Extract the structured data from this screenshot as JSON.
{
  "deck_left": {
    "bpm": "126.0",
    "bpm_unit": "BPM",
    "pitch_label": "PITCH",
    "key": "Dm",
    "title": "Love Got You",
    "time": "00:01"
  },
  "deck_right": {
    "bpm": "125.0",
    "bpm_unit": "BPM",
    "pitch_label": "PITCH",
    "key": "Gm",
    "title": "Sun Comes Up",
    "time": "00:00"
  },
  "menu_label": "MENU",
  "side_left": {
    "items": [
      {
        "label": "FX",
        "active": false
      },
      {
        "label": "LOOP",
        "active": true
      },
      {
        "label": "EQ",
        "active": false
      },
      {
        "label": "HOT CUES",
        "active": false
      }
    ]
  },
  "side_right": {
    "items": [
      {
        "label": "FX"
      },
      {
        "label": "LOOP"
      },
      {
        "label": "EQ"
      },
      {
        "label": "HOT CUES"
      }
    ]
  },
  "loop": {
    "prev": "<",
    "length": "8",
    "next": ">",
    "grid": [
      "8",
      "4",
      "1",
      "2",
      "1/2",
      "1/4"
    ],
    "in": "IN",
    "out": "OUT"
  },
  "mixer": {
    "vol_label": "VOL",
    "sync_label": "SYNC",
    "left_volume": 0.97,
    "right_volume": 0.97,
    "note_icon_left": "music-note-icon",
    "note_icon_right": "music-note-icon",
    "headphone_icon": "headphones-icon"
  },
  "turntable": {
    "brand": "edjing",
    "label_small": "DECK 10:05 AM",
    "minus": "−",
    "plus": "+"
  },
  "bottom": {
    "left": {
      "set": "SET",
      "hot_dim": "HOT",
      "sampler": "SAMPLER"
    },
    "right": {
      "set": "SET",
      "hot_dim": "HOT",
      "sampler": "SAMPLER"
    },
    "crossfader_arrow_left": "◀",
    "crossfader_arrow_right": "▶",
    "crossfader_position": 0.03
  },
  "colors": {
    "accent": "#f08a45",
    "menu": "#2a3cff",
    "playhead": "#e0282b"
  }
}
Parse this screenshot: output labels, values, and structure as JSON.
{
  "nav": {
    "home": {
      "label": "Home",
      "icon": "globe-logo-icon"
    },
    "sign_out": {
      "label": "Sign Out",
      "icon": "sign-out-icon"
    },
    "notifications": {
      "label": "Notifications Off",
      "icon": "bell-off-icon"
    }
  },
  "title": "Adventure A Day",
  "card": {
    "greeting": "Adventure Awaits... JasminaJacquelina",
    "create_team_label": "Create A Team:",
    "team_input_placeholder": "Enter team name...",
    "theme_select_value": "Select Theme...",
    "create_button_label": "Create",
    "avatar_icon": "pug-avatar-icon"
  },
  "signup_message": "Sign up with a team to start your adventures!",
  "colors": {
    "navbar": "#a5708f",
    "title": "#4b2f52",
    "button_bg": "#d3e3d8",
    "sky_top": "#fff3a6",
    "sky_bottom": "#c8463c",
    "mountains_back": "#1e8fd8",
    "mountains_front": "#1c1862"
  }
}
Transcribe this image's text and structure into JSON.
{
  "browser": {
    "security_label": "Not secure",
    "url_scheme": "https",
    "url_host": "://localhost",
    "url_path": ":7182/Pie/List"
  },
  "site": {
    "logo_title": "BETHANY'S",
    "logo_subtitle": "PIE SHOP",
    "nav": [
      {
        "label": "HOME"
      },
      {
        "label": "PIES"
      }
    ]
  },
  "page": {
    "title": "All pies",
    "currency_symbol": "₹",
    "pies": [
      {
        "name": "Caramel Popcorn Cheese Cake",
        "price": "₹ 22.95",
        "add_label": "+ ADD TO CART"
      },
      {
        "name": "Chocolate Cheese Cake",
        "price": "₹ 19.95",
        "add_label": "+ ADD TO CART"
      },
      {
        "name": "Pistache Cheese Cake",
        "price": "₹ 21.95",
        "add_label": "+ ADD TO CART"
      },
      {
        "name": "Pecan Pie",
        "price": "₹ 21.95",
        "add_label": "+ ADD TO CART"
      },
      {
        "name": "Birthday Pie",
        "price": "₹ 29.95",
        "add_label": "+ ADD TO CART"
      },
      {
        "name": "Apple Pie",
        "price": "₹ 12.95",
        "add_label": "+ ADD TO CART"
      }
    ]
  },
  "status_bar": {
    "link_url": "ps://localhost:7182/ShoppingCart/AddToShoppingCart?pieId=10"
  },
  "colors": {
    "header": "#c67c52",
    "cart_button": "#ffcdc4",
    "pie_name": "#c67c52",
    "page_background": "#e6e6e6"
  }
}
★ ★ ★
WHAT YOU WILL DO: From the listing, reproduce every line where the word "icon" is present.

TASK RESULT:
    "note_icon_left": "music-note-icon",
    "note_icon_right": "music-note-icon",
    "headphone_icon": "headphones-icon"
      "icon": "globe-logo-icon"
      "icon": "sign-out-icon"
      "icon": "bell-off-icon"
    "avatar_icon": "pug-avatar-icon"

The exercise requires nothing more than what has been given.